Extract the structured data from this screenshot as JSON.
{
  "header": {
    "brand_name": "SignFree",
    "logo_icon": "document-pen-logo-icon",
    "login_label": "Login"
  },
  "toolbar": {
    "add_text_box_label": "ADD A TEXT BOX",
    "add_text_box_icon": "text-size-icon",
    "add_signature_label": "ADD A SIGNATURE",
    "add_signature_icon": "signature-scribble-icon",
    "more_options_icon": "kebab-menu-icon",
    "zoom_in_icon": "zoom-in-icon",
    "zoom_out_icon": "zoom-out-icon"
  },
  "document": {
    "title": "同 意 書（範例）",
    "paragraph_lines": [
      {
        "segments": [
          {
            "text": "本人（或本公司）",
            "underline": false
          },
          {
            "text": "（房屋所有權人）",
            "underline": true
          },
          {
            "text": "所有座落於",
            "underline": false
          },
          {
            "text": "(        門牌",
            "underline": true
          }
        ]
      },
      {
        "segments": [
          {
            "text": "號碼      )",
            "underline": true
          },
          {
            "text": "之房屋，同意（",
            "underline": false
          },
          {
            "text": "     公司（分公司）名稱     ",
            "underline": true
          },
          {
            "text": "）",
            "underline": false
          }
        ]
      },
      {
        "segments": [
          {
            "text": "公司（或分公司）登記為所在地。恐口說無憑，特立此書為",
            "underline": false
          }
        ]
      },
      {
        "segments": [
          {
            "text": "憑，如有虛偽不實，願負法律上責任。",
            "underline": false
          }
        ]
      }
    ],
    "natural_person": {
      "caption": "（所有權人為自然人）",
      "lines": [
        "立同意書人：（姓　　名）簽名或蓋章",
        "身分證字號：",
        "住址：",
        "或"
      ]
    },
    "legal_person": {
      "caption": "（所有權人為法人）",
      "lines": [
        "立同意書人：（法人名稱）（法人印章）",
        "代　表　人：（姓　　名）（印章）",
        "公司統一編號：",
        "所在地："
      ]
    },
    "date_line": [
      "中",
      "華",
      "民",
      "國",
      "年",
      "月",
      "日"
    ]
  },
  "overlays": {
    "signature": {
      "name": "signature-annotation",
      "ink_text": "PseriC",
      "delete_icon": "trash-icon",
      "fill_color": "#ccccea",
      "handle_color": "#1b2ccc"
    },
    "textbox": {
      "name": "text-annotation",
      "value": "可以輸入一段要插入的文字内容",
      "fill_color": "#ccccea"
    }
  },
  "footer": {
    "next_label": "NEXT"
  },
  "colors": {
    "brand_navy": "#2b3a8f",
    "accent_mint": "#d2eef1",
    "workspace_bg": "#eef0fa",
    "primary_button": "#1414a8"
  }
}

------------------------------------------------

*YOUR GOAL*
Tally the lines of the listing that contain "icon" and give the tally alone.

*THE ANSWER*
7